In this quote, Ani explains that whakapapa is not only a way for making sense of the world, but also a behavioural guide.
My point being that in order to make sense of Te Mātaiaho, The Common Practice Model or structured literacy you must go back to the beginning and unpack the intent, mapping its journey, and deciding how this looks in your context with the relationships you have with the people in your community and your basis for allegiance.
To help you plant the seed (Kia Whakatō) with tikanga, using the concept of whakapapa and whanaungatanga we recommend the following activities with your staff:
For a structured literacy initiative, use North-East Literacy
For Te Mātaiaho, use Whakapapa Weaving
For the Common Practice Model, use Common Practice Model Pearls
By acknowledging the chronology, the connection, the relationship of these entities to us in our context, is the beginning of planting the seed (initiative) with tikanga. It is preparing the land for growth, it is operating with and maintaining whanaungatanga throughout this initial planting process (this Induction period). It is acknowledging that we all have a responsibility to care for it once the koha has been accepted; whanaungatanga highlights our belonging and inclusiveness as an educational community to embrace new concepts and ideas.
“ [t]he whanaungatanga principle goes beyond just whakapapa and includes non-kin persons who become like kin through shared experiences”
- Hirini Moko Mead and Pou Temara (Beneath the Herbs and Plants)
To look for a practical visual of whakapapa and whanaungatanga working together with tikanga think of the way manuhiri and haukāinga interact with protocols during the pōwhiri process.

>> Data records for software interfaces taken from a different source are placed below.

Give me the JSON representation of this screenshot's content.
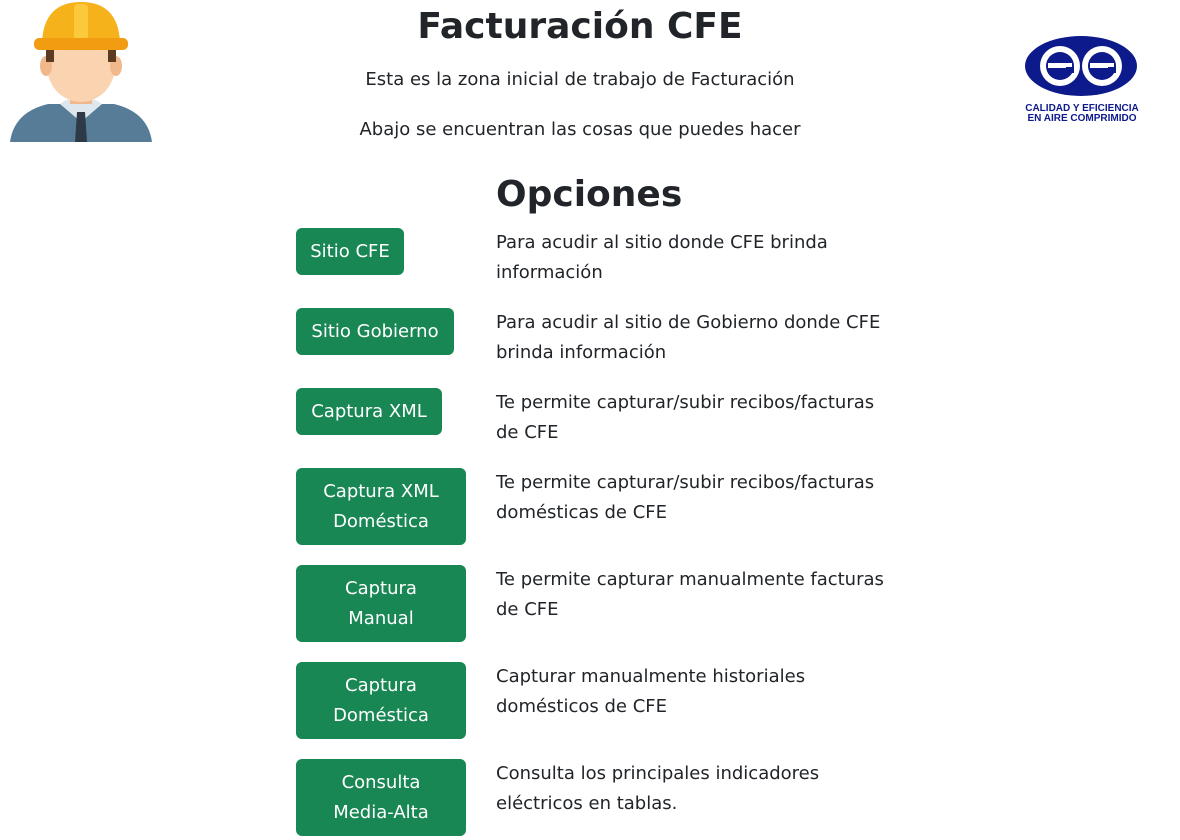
{
  "header": {
    "title": "Facturación CFE",
    "intro": "Esta es la zona inicial de trabajo de Facturación",
    "below": "Abajo se encuentran las cosas que puedes hacer"
  },
  "logo": {
    "line1": "CALIDAD Y EFICIENCIA",
    "line2": "EN AIRE COMPRIMIDO",
    "color": "#0d1a8c"
  },
  "options": {
    "title": "Opciones",
    "items": [
      {
        "label": "Sitio CFE",
        "desc": "Para acudir al sitio donde CFE brinda información"
      },
      {
        "label": "Sitio Gobierno",
        "desc": "Para acudir al sitio de Gobierno donde CFE brinda información"
      },
      {
        "label": "Captura XML",
        "desc": "Te permite capturar/subir recibos/facturas de CFE"
      },
      {
        "label": "Captura XML Doméstica",
        "desc": "Te permite capturar/subir recibos/facturas domésticas de CFE"
      },
      {
        "label": "Captura Manual",
        "desc": "Te permite capturar manualmente facturas de CFE"
      },
      {
        "label": "Captura Doméstica",
        "desc": "Capturar manualmente historiales domésticos de CFE"
      },
      {
        "label": "Consulta Media-Alta",
        "desc": "Consulta los principales indicadores eléctricos en tablas."
      }
    ]
  },
  "colors": {
    "button": "#198754",
    "button_text": "#ffffff",
    "helmet": "#f6b21b",
    "shirt": "#567c97"
  }
}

The induction phase after accepting the koha is every bit as similar, we are adhering to the protocol of accepting an initiative, one where the people are building connections and relationships to the context in interactive and discursive ways.

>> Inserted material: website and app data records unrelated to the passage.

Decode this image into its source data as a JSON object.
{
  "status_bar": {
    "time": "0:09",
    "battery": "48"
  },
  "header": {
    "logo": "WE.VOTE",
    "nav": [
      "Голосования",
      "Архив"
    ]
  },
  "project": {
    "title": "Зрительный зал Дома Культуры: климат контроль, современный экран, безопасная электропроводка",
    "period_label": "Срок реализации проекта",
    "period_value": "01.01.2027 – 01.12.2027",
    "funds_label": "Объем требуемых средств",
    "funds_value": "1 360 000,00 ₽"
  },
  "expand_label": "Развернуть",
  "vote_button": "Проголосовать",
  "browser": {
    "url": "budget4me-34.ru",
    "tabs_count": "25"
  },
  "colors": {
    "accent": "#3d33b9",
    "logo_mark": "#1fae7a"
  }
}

Discursive ways being: engaging in conversations, discussions, or interactions that involve a back-and-forth exchange of ideas and information. It implies that during the pōwhiri process, individuals are not just following a set of rigid rules but are actively participating in dialogue and interactions that help build connections and relationships. These interactions are likely characterised by a free exchange of thoughts, opinions, and cultural elements.
These discursive interactions can be found in any of our ELV tools.